The hope is to open a legal and constitutional discussion on discrimination based on sexual orientation, one that is long overdue. Same-sex couples face unequal treatment in Costa Rica and the Latin American region.
The approval of a bill to legalize civil unions between homosexual couples in Costa Rica is pending. If passed, it would allow inheritance rights, mutual financing and visits to hospitals.
Public institutions are implementing a series of actions to recognize the rights of this population.
For instance, the CCSS has given access to a widow’s pension to same-sex couples.
Same-sex marriage gaining ground in Latin America
Gays and lesbians can legally marry in the U.S., Canada, Mexico City and several Mexican states, Bermuda, Puerto Rico, the U.S. Virgin Islands, Guadeloupe, Martinique, St. Barts, St. Martin, Saba, St. Eustatius, Bonaire, Colombia, Brazil, Uruguay and Argentina. The governments of Aruba, Curaçao and Sint Maarten recognize same-sex marriages that are performed in the Netherlands.
Chilean President Michelle Bachelet in August introduced a bill that would extend marriage rights to same-sex couples in her country. The Panamanian Supreme Court over the summer heard oral arguments in a case that would allow gays and lesbians to legally marry.
Mexican President Enrique Peña Nieto and Panamanian First Lady Lorena Castillo are among the prominent Latin American politicians and officials who support the issue. Mariela Castro, daughter of Cuban President Raúl Castro who spearheads LGBT-specific issues as director of her country’s National Center for Sexual Education, has also publicly backed marriage rights for same-sex couples.

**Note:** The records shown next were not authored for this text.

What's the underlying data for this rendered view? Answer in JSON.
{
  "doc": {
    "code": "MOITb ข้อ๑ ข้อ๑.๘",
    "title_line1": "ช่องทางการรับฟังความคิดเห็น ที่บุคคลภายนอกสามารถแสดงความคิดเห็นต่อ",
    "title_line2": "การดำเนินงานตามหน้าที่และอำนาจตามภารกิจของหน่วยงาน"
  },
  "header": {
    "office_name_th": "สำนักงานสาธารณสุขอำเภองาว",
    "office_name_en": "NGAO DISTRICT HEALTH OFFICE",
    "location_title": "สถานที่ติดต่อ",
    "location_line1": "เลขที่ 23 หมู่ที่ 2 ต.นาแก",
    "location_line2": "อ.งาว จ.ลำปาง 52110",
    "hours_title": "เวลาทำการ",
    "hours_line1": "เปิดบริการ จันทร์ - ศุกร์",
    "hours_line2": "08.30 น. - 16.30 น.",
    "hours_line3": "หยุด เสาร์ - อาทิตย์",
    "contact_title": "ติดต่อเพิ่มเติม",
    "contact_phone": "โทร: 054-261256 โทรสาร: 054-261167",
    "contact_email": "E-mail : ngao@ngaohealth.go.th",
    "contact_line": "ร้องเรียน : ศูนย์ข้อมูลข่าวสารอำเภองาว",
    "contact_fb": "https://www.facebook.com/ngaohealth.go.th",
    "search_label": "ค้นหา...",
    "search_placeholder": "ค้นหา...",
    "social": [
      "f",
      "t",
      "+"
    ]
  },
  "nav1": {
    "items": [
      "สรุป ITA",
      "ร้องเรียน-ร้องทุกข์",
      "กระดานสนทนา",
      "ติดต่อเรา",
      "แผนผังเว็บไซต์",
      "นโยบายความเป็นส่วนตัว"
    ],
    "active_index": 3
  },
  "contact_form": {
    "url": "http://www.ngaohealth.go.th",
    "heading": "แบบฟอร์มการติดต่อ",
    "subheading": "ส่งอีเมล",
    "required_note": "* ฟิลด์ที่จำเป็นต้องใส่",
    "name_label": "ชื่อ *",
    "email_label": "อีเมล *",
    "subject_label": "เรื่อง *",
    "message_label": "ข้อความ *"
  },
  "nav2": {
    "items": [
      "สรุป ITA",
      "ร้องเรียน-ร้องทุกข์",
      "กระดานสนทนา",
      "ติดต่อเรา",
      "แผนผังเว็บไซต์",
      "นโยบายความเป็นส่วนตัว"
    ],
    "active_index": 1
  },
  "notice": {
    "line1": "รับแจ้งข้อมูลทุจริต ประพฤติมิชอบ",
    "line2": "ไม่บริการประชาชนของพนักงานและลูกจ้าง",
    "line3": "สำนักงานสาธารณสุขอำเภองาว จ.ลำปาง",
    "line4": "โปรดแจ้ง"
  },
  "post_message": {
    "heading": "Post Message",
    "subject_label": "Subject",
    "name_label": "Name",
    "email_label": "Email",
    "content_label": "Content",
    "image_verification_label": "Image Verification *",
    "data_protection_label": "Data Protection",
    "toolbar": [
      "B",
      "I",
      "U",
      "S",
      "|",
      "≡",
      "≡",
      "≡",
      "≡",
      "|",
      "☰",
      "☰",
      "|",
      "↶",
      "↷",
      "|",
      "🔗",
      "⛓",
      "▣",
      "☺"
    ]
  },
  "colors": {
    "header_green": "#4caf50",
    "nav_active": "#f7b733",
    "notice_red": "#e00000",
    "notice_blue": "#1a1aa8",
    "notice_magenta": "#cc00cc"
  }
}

Cuban activists who work independently of Mariela Castro and her organization, which is known by the acronym CENESEX, in recent years have sought to promote the issue on the Communist island. Neither Mariela Castro nor CENESEX has publicly commented on these efforts.